RW: In general, girls arrive in kindergarten far more ready than boys to engage the verbal-rich curriculum that awaits them. By the end of elementary school, the gaps become significant, and in middle school they widen, in part because many schools don’t teach literacy skills after 6th grade, only “literature.” In 9th grade, where poorly prepared boys first encounter the full force of the college-readiness curriculum, you can see a pileup, or bulge, as 9th-grade classes are far larger than 8th-grade classes, the result of students being retained before entering 10th grade.
Looking carefully at the gendered assumptions that underlie our education system gives us a clearer picture not only of the problems confronting boys in attaining competencies in reading and writing, but of a range of school problems that include gender violence, the continuing imbalance favoring boys in school athletics, and the over-referral of boys—particularly boys of color—and the under-referral of girls, to special education programs. Each of these issues reflects assumptions about the “appropriate” roles of men and women. No discussion of educational equity can ignore the rising rates of dating violence, sexual harassment, and bullying in our schools. When young men and boys think that it is acceptable to verbally harass or physically attack girls under the guise of “manliness,” something is decidedly out of kilter. Educators must do more to help both boys and girls see beyond this dangerous construction of masculinity.
In virtually every category of educational, emotional,behavioral, and neurological impairment, males are overrepresented. Reviewingthe literature on this phenomenon, Diane Halpern points out, in "SexDifferences in Intelligence," published in the American Psychologist, that"males are overrepresented at the low-ability end of many distributions,including the following examples: mental retardation (some types), majority ofattention deficit disorders, delayed speech, dyslexia (even allowing forpossible referral bias), stuttering, and learning disabilities, and emotionaldisturbances." Even the AAUW report acknowledges that "boys outnumbergirls in special educational programs by startling percentages." Accordingl to the National Center for Education Statistics, more than double the numberof males compared to females are enrolled in special-education programs.

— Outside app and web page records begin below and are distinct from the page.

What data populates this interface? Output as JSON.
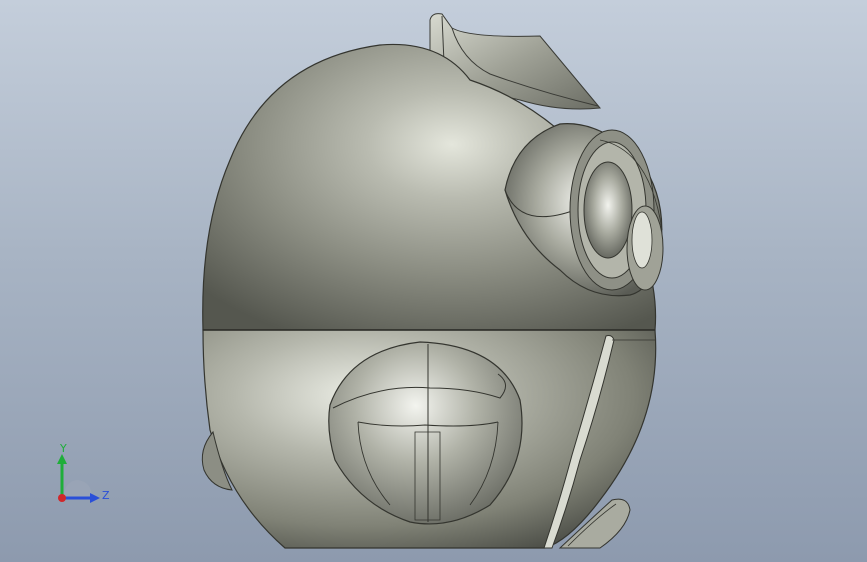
{
  "viewport": {
    "background_top": "#c4cedb",
    "background_bottom": "#8d9aae",
    "model_color": "#9a9c90"
  },
  "triad": {
    "y_label": "Y",
    "z_label": "Z",
    "y_color": "#1fae3a",
    "z_color": "#2a4fd8",
    "x_color": "#d0272a"
  }
}
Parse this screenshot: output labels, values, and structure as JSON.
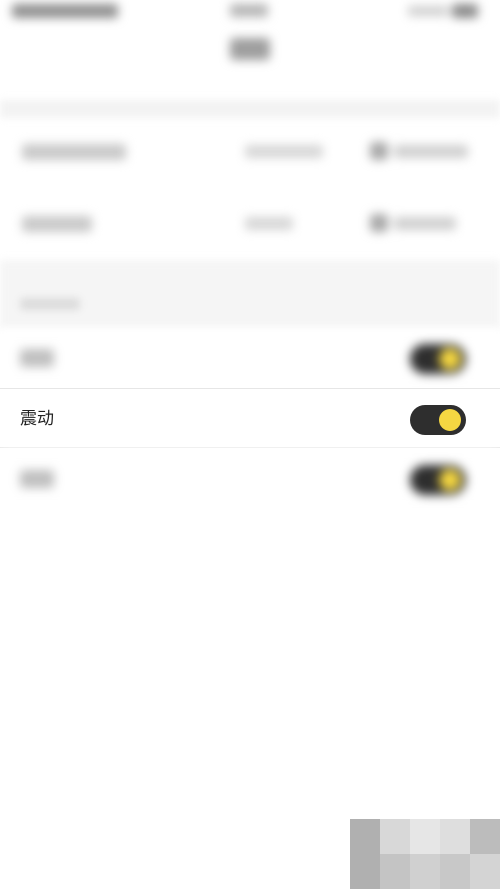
{
  "settings": {
    "vibration_label": "震动",
    "vibration_on": true
  },
  "colors": {
    "toggle_track": "#2e2e2e",
    "toggle_knob": "#f5d742"
  }
}
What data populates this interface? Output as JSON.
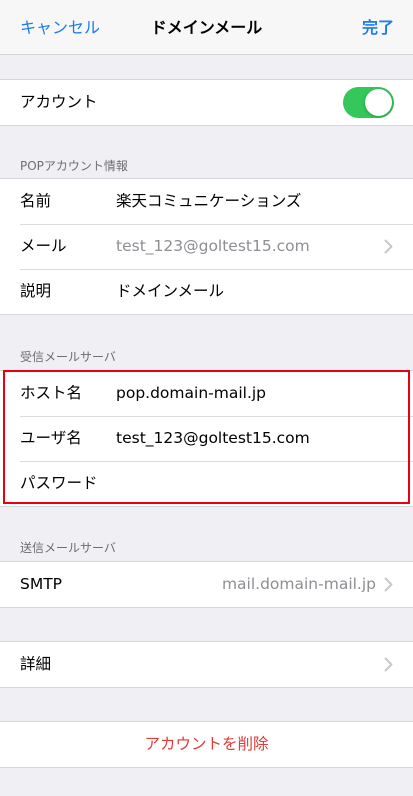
{
  "nav": {
    "cancel_label": "キャンセル",
    "title": "ドメインメール",
    "done_label": "完了"
  },
  "account_toggle": {
    "label": "アカウント",
    "enabled": true
  },
  "pop_info": {
    "header": "POPアカウント情報",
    "name_label": "名前",
    "name_value": "楽天コミュニケーションズ",
    "mail_label": "メール",
    "mail_value": "test_123@goltest15.com",
    "description_label": "説明",
    "description_value": "ドメインメール"
  },
  "incoming": {
    "header": "受信メールサーバ",
    "host_label": "ホスト名",
    "host_value": "pop.domain-mail.jp",
    "user_label": "ユーザ名",
    "user_value": "test_123@goltest15.com",
    "password_label": "パスワード",
    "password_value": ""
  },
  "outgoing": {
    "header": "送信メールサーバ",
    "smtp_label": "SMTP",
    "smtp_value": "mail.domain-mail.jp"
  },
  "advanced": {
    "label": "詳細"
  },
  "delete": {
    "label": "アカウントを削除"
  },
  "colors": {
    "accent": "#1a7cf0",
    "toggle_on": "#34c759",
    "destructive": "#e53935",
    "highlight_border": "#e60012"
  }
}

That said, any pro team debating on this topic is going to have to contend with released last month by University of Wisconsin-Madison, which concluded that . According to by the American Psychological Association, researchers in a completely study “looked at studies that examined coed schools that offered single-sex instruction in certain subjects and found no significant benefits for boys or girls in these cases.”
SMB: Different children learn differently, but differences between individual boys and between individual girls are much larger than those between girls as a group and boys as a group. Expectations based on gender remain rampant in American culture, and indeed, in cultures around the world. As Richard notes, there has been significant attention paid to the boy half of gender issues in England and Australia. Researchers in England who have studied a range of sociocultural approaches to the problem of boys’ achievement report that one of the most successful involves directly addressing the “lad culture.” By helping boys who are seen as leaders in their peer group improve in school, they create a climate where other boys see academic achievement as “cool.” Exam grades for boys in schools in the study increased significantly.